The Great Canadian Bucket List is the first the book we turn to when looking for Canadian travel inspiration, helping us to decide which provinces or regions to explore. Once your basic plan starts to take shape, it is time to fill things out a little ––adding things you want to see and experience, searching for practical tips and advice and so on. The following are an essential part of our Canadian travel resource collection at Urban Guides ––hopefully, you’ll find them as useful as we do!
National Geographic Guide to the National Historic Sites of Canada: Published in honour of Canada’s 150th anniversary in 2017, this guide features 236 national historic sites spread throughout Canada. Learn about places like Château Frontenac in Québec City, St. John’s, Newfoundland and more!

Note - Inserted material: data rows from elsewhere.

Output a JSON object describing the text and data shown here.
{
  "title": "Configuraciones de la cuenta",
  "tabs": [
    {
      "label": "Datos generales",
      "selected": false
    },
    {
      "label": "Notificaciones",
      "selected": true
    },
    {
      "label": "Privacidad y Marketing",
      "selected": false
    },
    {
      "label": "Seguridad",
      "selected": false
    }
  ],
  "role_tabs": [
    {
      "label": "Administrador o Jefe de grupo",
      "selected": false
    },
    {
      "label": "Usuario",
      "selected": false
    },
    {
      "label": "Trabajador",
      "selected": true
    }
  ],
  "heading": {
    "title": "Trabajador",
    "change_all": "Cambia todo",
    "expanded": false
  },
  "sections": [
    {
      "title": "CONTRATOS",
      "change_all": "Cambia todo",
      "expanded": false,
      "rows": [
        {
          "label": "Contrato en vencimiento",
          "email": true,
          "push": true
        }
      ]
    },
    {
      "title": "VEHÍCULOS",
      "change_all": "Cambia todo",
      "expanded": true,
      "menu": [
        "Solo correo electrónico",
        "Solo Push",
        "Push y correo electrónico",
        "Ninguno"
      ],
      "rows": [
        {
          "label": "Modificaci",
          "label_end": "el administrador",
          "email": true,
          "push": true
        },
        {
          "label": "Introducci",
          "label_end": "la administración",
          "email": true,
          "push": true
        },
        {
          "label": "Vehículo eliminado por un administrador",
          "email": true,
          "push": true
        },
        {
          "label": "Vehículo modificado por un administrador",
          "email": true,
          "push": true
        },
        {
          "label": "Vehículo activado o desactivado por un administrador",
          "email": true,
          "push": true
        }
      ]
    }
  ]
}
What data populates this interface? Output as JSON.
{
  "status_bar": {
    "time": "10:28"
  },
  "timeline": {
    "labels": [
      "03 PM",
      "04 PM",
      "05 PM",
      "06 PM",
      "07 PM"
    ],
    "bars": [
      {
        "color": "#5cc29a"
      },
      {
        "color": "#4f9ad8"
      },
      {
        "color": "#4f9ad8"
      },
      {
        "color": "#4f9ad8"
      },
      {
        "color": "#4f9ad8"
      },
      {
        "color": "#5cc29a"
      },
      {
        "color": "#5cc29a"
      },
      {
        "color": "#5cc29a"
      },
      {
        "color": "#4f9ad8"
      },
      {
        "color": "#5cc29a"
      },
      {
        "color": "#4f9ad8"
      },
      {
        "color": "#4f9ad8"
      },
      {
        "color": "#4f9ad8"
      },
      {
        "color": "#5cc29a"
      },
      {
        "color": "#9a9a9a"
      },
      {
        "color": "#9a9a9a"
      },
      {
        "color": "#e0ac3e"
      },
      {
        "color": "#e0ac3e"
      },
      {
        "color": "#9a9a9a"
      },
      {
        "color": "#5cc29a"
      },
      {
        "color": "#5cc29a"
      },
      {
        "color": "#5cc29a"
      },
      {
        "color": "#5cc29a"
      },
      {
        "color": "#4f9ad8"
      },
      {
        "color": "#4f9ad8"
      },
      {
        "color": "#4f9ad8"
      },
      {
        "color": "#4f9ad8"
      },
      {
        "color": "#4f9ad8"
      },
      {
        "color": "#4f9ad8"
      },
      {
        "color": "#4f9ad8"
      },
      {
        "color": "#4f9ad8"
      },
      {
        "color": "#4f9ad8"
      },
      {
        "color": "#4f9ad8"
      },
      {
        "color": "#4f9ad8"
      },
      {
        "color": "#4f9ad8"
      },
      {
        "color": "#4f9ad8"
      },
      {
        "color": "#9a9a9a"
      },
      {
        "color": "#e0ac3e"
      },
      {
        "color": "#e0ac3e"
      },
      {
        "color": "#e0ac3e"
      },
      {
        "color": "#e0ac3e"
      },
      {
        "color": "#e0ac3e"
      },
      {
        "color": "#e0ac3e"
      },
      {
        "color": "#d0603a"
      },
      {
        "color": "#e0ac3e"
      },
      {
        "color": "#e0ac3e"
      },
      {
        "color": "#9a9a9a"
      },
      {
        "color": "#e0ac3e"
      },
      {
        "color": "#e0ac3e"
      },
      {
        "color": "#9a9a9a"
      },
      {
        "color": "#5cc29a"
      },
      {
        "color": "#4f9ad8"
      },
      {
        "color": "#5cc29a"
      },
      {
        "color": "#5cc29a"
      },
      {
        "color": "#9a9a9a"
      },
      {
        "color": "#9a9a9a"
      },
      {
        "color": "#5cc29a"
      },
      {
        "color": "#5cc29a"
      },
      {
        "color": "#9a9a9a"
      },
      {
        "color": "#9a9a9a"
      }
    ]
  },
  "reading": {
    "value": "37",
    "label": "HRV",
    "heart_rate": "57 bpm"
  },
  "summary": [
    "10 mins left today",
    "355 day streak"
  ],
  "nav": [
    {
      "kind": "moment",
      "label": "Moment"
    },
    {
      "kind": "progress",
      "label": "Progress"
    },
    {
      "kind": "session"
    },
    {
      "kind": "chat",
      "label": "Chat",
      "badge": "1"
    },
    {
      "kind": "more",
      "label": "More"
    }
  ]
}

National Geographic Guide to the National Parks of Canada: A companion guide to the National Historic Sites of Canada, this delightful little book features 47 National Parks in Canada. Get details on hiking, camping, wildlife watching and more from parks like Banff, Haida Gwaii and Sable Island.
The Insider’s Guide to Canada by World Nomads: This digital guide to Canada features insider tips and travel advice from travel experts across Canada. A helpful guide when planning your Canadian bucket list, the guide covers everything from city guides by locals to road trips to cuisine, culture and more.
Why I Hate Canadians by Will Ferguson: Written by one of our favourite Canadian authors, Why I Hate Canadians goes beyond the idea that all Canadians are ‘nice’ and delves into different parts of Canada’s history and culture, from mounties to beavers and beyond.
How to Be a Canadian: Even if You Are Already One by Will Ferguson: Will has written several excellent books focused on Canadian travel and culture (as you can see on this page!). Written with his brother, Ian Ferguson, ‘How to Be a Canadian‘ is a tongue-in-cheek guide to Canadian culture. If you want to understand Canadians, this is one of your best (and most fun to read) resources!
The Orenda by Joseph Boyden: A masterpiece, this book delves into 17th century North America, long before the founding of Canada, and weaves a tale of a Jesuit missionary, an Iroquois girl and a Huron warrior. A glimpse into aboriginal history and culture in Canada. Boyden has also written Wenjack (which speaks of the horrors of Canada’s residential schools) and Three Day Road.
The Inconvenient Indian by Thomas King: An essential read for those wishing to learn more about North America’s Aboriginal history and culture, this book is at times humorous and unapologetic. Myths are debunked and unconventional insights are given. A must-read by Native rights activist, Thomas King.